▶ YOUR GOAL: Set down all of the entries precisely as they were written.
—————
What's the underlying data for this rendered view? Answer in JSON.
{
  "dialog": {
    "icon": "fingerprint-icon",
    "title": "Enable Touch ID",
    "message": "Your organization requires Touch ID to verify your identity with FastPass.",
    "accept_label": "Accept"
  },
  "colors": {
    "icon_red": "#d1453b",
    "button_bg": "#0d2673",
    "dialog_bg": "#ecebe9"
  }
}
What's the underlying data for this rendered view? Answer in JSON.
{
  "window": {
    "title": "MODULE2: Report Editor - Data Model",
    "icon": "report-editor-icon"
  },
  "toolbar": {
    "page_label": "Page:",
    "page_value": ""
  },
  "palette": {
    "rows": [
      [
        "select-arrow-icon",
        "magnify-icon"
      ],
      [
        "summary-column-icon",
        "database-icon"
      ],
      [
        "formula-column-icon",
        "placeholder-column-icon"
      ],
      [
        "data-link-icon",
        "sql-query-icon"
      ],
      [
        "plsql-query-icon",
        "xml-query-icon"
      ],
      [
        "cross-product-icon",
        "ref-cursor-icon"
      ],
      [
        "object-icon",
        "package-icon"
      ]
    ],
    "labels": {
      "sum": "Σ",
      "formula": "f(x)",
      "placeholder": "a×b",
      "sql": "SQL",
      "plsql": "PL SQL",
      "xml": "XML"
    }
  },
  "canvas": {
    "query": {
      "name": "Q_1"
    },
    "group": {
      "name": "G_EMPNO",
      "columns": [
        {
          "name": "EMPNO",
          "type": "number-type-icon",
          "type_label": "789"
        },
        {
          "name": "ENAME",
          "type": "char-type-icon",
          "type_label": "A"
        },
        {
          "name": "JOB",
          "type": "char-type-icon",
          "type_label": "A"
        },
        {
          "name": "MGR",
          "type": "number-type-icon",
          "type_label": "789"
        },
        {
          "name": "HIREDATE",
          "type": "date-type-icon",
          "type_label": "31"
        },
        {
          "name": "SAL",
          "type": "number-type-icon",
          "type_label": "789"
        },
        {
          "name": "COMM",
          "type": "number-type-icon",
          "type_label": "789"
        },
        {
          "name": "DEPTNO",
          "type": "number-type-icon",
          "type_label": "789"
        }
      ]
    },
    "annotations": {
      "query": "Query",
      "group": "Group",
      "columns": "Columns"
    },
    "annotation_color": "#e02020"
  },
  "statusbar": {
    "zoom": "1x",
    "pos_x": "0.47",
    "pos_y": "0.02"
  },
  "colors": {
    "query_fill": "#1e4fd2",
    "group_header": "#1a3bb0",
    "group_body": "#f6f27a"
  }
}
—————
▶ RESPONSE:
What's the underlying data for this rendered view? Answer in JSON.
{
  "dialog": {
    "icon": "fingerprint-icon",
    "title": "Enable Touch ID",
    "message": "Your organization requires Touch ID to verify your identity with FastPass.",
    "accept_label": "Accept"
  },
  "colors": {
    "icon_red": "#d1453b",
    "button_bg": "#0d2673",
    "dialog_bg": "#ecebe9"
  }
}
What's the underlying data for this rendered view? Answer in JSON.
{
  "window": {
    "title": "MODULE2: Report Editor - Data Model",
    "icon": "report-editor-icon"
  },
  "toolbar": {
    "page_label": "Page:",
    "page_value": ""
  },
  "palette": {
    "rows": [
      [
        "select-arrow-icon",
        "magnify-icon"
      ],
      [
        "summary-column-icon",
        "database-icon"
      ],
      [
        "formula-column-icon",
        "placeholder-column-icon"
      ],
      [
        "data-link-icon",
        "sql-query-icon"
      ],
      [
        "plsql-query-icon",
        "xml-query-icon"
      ],
      [
        "cross-product-icon",
        "ref-cursor-icon"
      ],
      [
        "object-icon",
        "package-icon"
      ]
    ],
    "labels": {
      "sum": "Σ",
      "formula": "f(x)",
      "placeholder": "a×b",
      "sql": "SQL",
      "plsql": "PL SQL",
      "xml": "XML"
    }
  },
  "canvas": {
    "query": {
      "name": "Q_1"
    },
    "group": {
      "name": "G_EMPNO",
      "columns": [
        {
          "name": "EMPNO",
          "type": "number-type-icon",
          "type_label": "789"
        },
        {
          "name": "ENAME",
          "type": "char-type-icon",
          "type_label": "A"
        },
        {
          "name": "JOB",
          "type": "char-type-icon",
          "type_label": "A"
        },
        {
          "name": "MGR",
          "type": "number-type-icon",
          "type_label": "789"
        },
        {
          "name": "HIREDATE",
          "type": "date-type-icon",
          "type_label": "31"
        },
        {
          "name": "SAL",
          "type": "number-type-icon",
          "type_label": "789"
        },
        {
          "name": "COMM",
          "type": "number-type-icon",
          "type_label": "789"
        },
        {
          "name": "DEPTNO",
          "type": "number-type-icon",
          "type_label": "789"
        }
      ]
    },
    "annotations": {
      "query": "Query",
      "group": "Group",
      "columns": "Columns"
    },
    "annotation_color": "#e02020"
  },
  "statusbar": {
    "zoom": "1x",
    "pos_x": "0.47",
    "pos_y": "0.02"
  },
  "colors": {
    "query_fill": "#1e4fd2",
    "group_header": "#1a3bb0",
    "group_body": "#f6f27a"
  }
}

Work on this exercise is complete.